• Cemetery Wall at Council Grove
• Last Chance Store at Council Grove
• Custer’s Elm at Council Grove
• Post Office Oak and Museum at Council Grove
• Neosho River Crossing at Council Grove
• Durland Park at Sylvan Park Depot, Caboose, Buckeye Oil Engine, KATY Depot – Council Grove
• Council Grove Lake and City Reservoir
98. In addition to historic and cultural activities, Morris County is the site of twin lakes where recreational opportunities abound. The twin lakes at Council Grove include the City Reservoir and the 3,000-acre federal Council Grove Lake. Visitors can enjoy many outdoor activities including fishing, camping, swimming, and boating.

Native Stone State Scenic Byway

99. A Native Stone State Scenic Byway Plan in Shawnee and Wabunsee Counties i s being developed. The proposed scenic byway will be approximately 64 miles long and begin at exit 353 on 1–70, just west of Topeka; then follow Auburn Road (K-4) south through Dover and Eskridge where the route b ecomes (K-4/K-9 9) and proceed west . At the T-intersection where K-4 and K-99 split, the byway will go both north and southwest.

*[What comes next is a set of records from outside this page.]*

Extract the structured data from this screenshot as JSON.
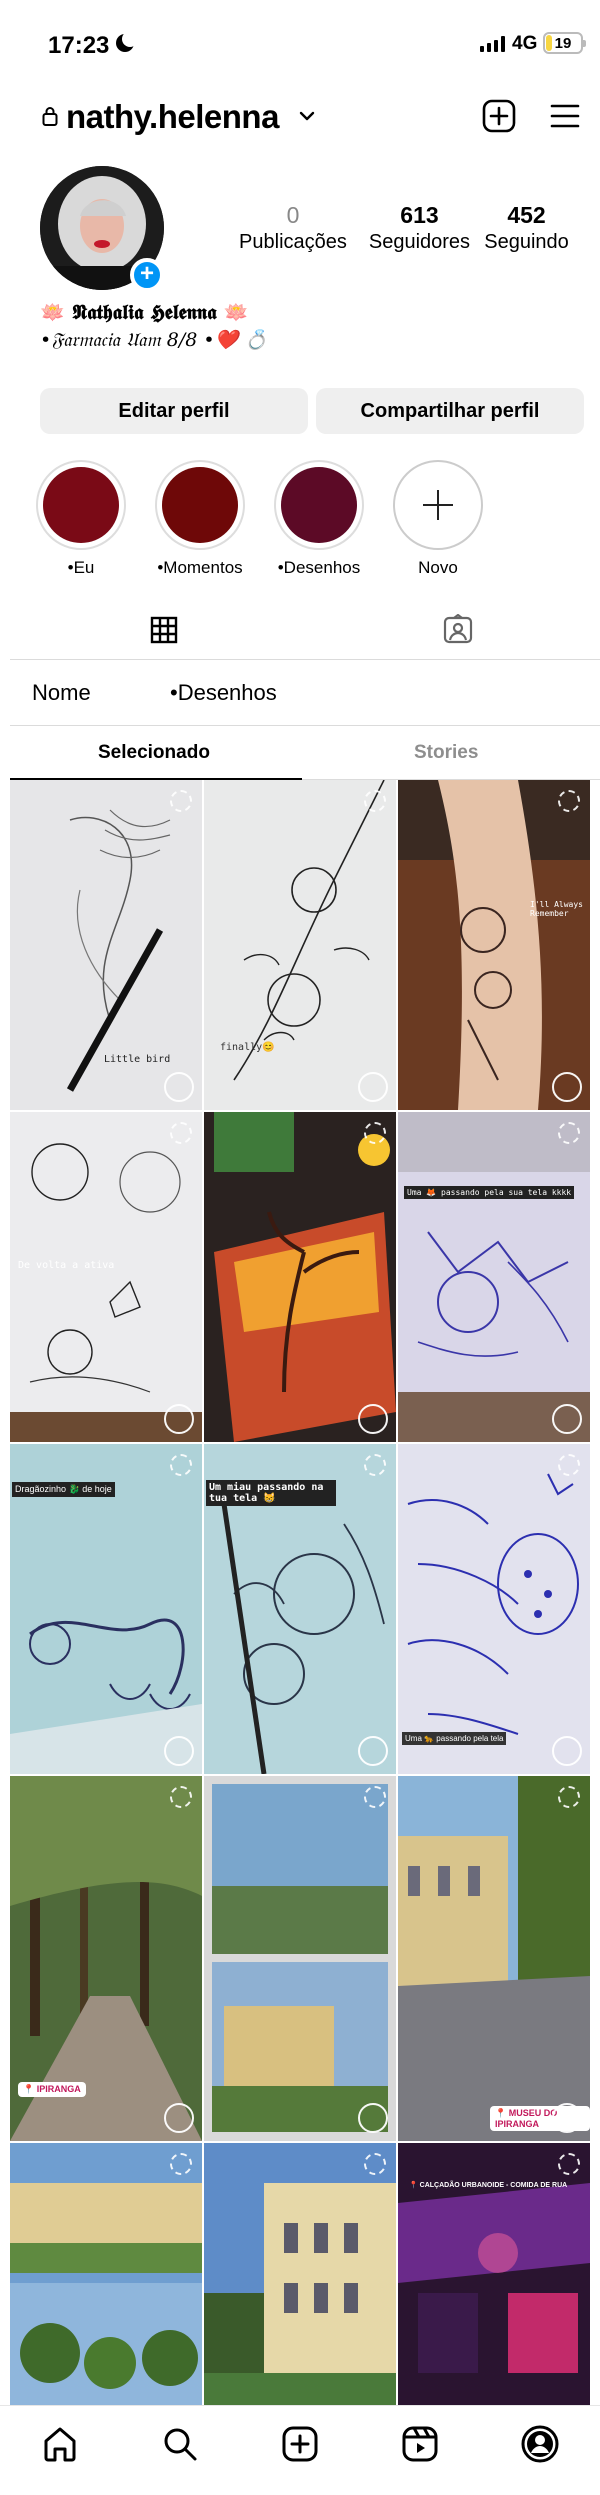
{
  "status_bar": {
    "time": "17:23",
    "network": "4G",
    "battery": "19",
    "battery_level": 0.19
  },
  "header": {
    "username": "nathy.helenna"
  },
  "stats": [
    {
      "value": "0",
      "label": "Publicações"
    },
    {
      "value": "613",
      "label": "Seguidores"
    },
    {
      "value": "452",
      "label": "Seguindo"
    }
  ],
  "bio": {
    "name": "🪷 𝕹𝖆𝖙𝖍𝖆𝖑𝖎𝖆 𝕳𝖊𝖑𝖊𝖓𝖓𝖆 🪷",
    "line": "•𝔉𝔞𝔯𝔪𝔞𝔠𝔦𝔞 𝔘𝔞𝔪 8/8 •❤️ 💍"
  },
  "buttons": {
    "edit": "Editar perfil",
    "share": "Compartilhar perfil"
  },
  "highlights": [
    {
      "label": "•Eu",
      "color": "#7a0a16"
    },
    {
      "label": "•Momentos",
      "color": "#6e0808"
    },
    {
      "label": "•Desenhos",
      "color": "#5c0a26"
    },
    {
      "label": "Novo"
    }
  ],
  "filter": {
    "name_label": "Nome",
    "collection": "•Desenhos"
  },
  "subtabs": {
    "selected": "Selecionado",
    "other": "Stories"
  },
  "posts": [
    {
      "caption": "Little bird"
    },
    {
      "caption": "finally😊"
    },
    {
      "caption": "I'll Always Remember"
    },
    {
      "caption": "De volta a ativa"
    },
    {
      "caption": ""
    },
    {
      "caption": "Uma 🦊 passando pela sua tela kkkk"
    },
    {
      "caption": "Dragãozinho 🐉 de hoje"
    },
    {
      "caption": "Um miau passando na tua tela 😸"
    },
    {
      "caption": "Uma 🐆 passando pela tela"
    },
    {
      "caption": "📍 IPIRANGA"
    },
    {
      "caption": ""
    },
    {
      "caption": "📍 MUSEU DO IPIRANGA"
    },
    {
      "caption": ""
    },
    {
      "caption": ""
    },
    {
      "caption": "📍 CALÇADÃO URBANOIDE - COMIDA DE RUA"
    }
  ],
  "colors": {
    "accent": "#0095f6",
    "button_bg": "#efefef",
    "muted": "#8e8e8e"
  }
}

The northern route will end at exit 328 at I-70 and the southwest terminus will be at the intersection of K-4 and K-177.
99.1 The following photographic exhibits are fair and accurate representation of the view from a hillside northwest of Alma looking toward an area where industrial wind turbine commercial electric power generation facilities might be located and how a few of them might look from that location.

99.1 View from the Alma hillside

99.1 View from the Alma hillside

99.1 Windmills not church steeples

99.1 Windmills not church steeples

Please continue to the next section of the complaint, a detailed description of the Birds of the Tallgrass Prairie